As Canada dithers and the volume of Canadian oil (and natural gas) available for export expands, constrained pipeline capacity inevitably means price discounting (as well as more oil being shipped by rail). Revenues for Canadian oil producers decrease, as shipping costs rise and competing suppliers based in other jurisdictions make inroads in the foreign markets where the demand for energy is growing. The collateral damage is a loss of full-time, well-paying jobs in Canada and diminished revenues for our governments. Already, the number of jobs in Canada’s natural resources sector, primarily oil and gas, has fallen significantly.
The Americans have shown an impressive capacity to expand their oil and gas industry and build the infrastructure necessary to support this. Shouldn’t Canada be looking to follow their example?
 U.S. Department of Transportation, Pipeline and Hazardous Materials Safety Administration.
 U.S. Energy Information Agency http://www.eia.gov/todayinenergy/detail.php?id=20812.
 U.S. Energy Information Agency http://www.eia.gov/todayinenergy/detail.php?id=28672.
 U.S. Energy Information Agency http://www.eia.gov/dnav/pet/pet_sum_snd_d_nus_mbbl_a_cur.htm.
 World Energy Outlook 2015 http://www.worldenergyoutlook.org/media/weowebsite/2015/WEO2015_Factsheets.pdf.
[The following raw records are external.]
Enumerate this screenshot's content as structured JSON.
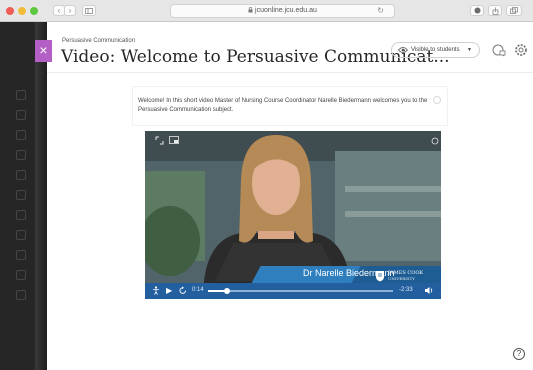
{
  "browser": {
    "url": "jcuonline.jcu.edu.au",
    "traffic_colors": [
      "#ee5c54",
      "#f3bd3c",
      "#5ec842"
    ],
    "back_glyph": "‹",
    "forward_glyph": "›"
  },
  "panel": {
    "close_glyph": "×",
    "accent": "#b45fc5",
    "breadcrumb": "Persuasive Communication",
    "title": "Video: Welcome to Persuasive Communicat...",
    "visibility": "Visible to students",
    "visibility_caret": "▼"
  },
  "content": {
    "description": "Welcome! In this short video Master of Nursing Course Coordinator Narelle Biedermann welcomes you to the Persuasive Communication subject."
  },
  "video": {
    "speaker_name": "Dr Narelle Biedermann",
    "logo_text": "JAMES COOK",
    "logo_sub": "UNIVERSITY",
    "brand_color": "#235f9f",
    "elapsed": "0:14",
    "remaining": "-2:33",
    "progress": 0.1,
    "play_glyph": "▶"
  },
  "help_glyph": "?"
}
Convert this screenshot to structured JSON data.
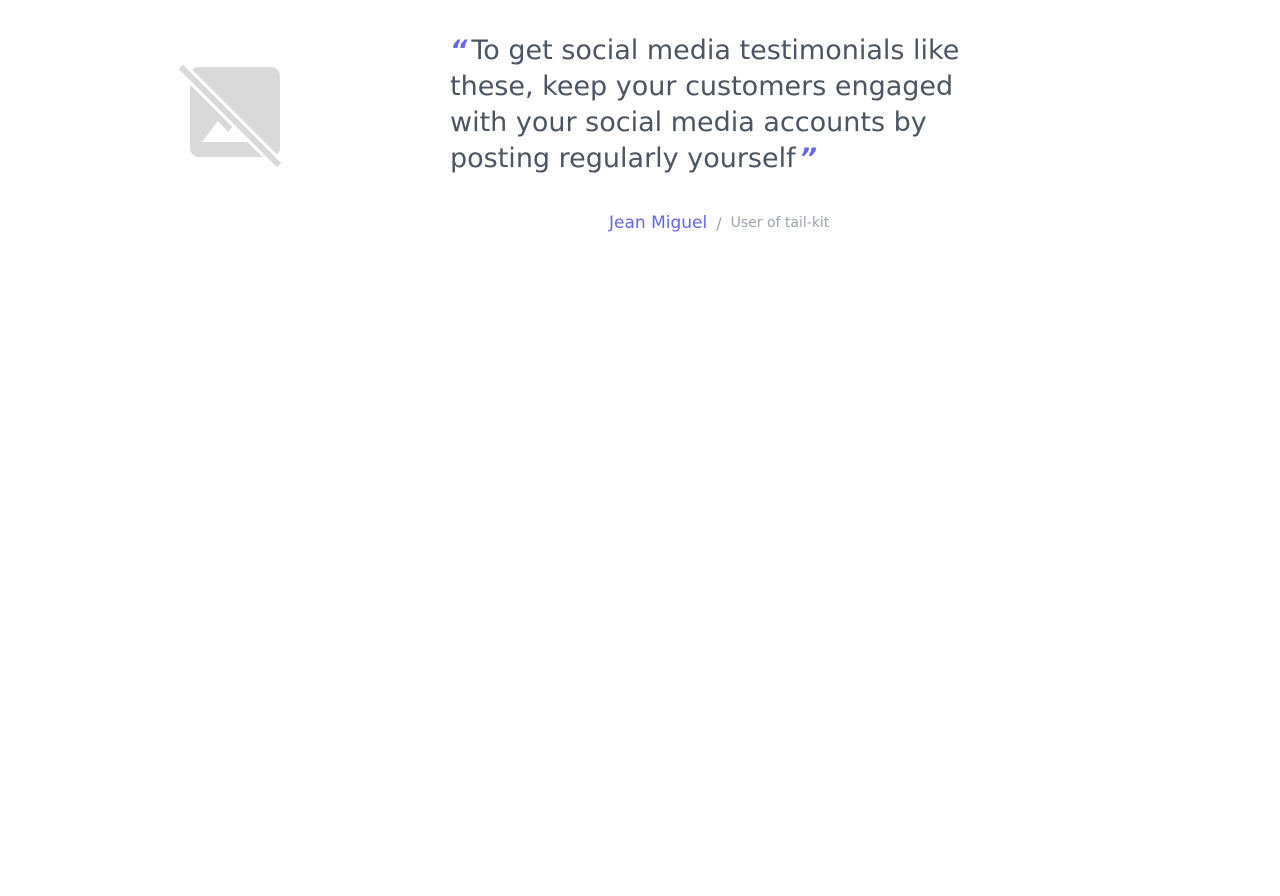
{
  "testimonial": {
    "avatar_icon": "broken-image-icon",
    "quote_open": "“",
    "quote_text": "To get social media testimonials like these, keep your customers engaged with your social media accounts by posting regularly yourself",
    "quote_close": "”",
    "author_name": "Jean Miguel",
    "separator": "/",
    "author_role": "User of tail-kit"
  },
  "colors": {
    "accent": "#6366f1",
    "quote_text": "#4b5563",
    "muted": "#9ca3af",
    "placeholder_icon": "#d9d9d9"
  }
}
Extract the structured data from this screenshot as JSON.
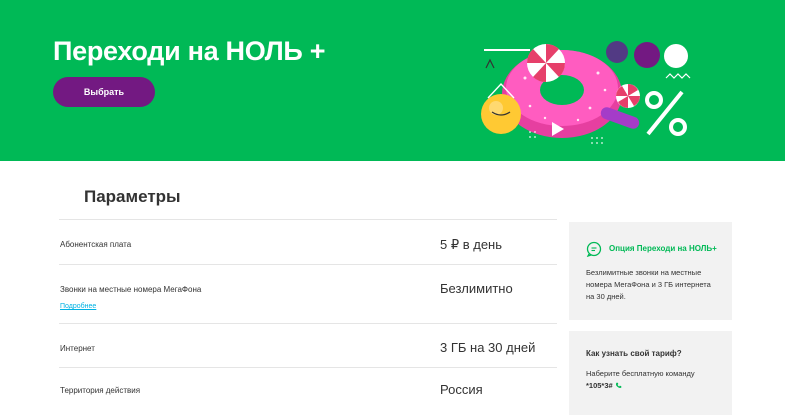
{
  "hero": {
    "title": "Переходи на НОЛЬ +",
    "button_label": "Выбрать",
    "colors": {
      "background": "#00b956",
      "button": "#731982"
    }
  },
  "params": {
    "title": "Параметры",
    "rows": [
      {
        "label": "Абонентская плата",
        "value": "5 ₽ в день"
      },
      {
        "label": "Звонки на местные номера МегаФона",
        "value": "Безлимитно",
        "more": "Подробнее"
      },
      {
        "label": "Интернет",
        "value": "3 ГБ на 30 дней"
      },
      {
        "label": "Территория действия",
        "value": "Россия"
      }
    ]
  },
  "sidebar": {
    "option_link": "Опция Переходи на НОЛЬ+",
    "option_text": "Безлимитные звонки на местные номера МегаФона и 3 ГБ интернета на 30 дней.",
    "tariff_question": "Как узнать свой тариф?",
    "tariff_text": "Наберите бесплатную команду",
    "tariff_code": "*105*3#"
  },
  "icons": [
    "chat-bubble-icon",
    "phone-icon",
    "percent-icon",
    "play-icon",
    "donut-illustration"
  ]
}
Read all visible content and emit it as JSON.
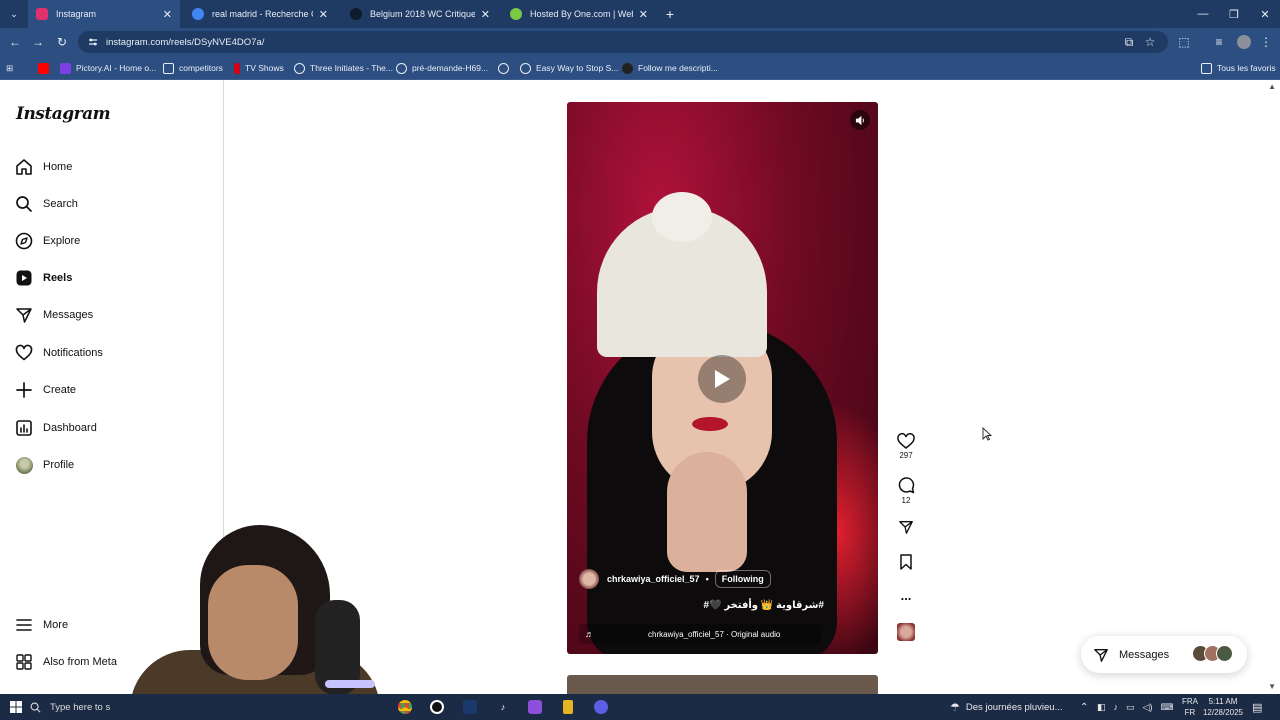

 Table 282-0080 Labour force survey estimates (LFS), employees by job permanency, North American Industry Classification System (NAICS), sex and age group, annual (persons x 1,000).